Saturday, 4 June 2011

Skellister Voes, South Nesting

Waking early to a bright morning and lighter winds than of late I sneaked out the house for a little paddle from The West Voe of Skellister with plans to go round Ling Ness and back.

First stop was the Holm of Skellister.

A seal was dozing as I went by.

I headed out across the bay towards Ling Ness, but the wind was getting up and the further I got out the choppier it got. I soon realised that going where I'd planned would mean paddling on along a wind ward shore so decided to investigate some of  small holms in the voes.


There was plenty of bird life about with great black backed gulls, guillemots, black guillemots, artic terns, dunters and even a swan. I did hope I might come across an otter as I scanned the reveals along the coast lines, but I wasn't so lucky.


My trip shortened I got home earlier than planned. Not a bad thing; I wasn't feeling as full as energy as I'd first thought and the paddle back into the freshening wind left me glad to be heading home for a cuppa and a bite to eat.

With the rest of the day a head it's relaxing with family and friends.
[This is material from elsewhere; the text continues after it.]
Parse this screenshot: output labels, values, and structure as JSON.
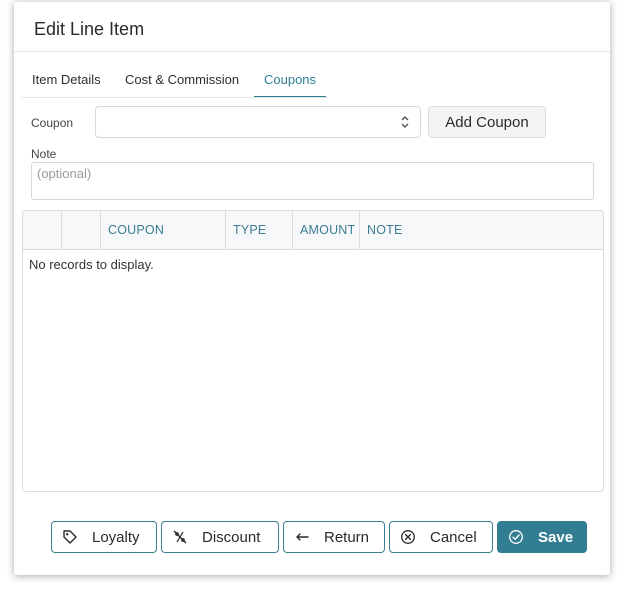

May be another short explore tomorrow with a friend though if the weather holds...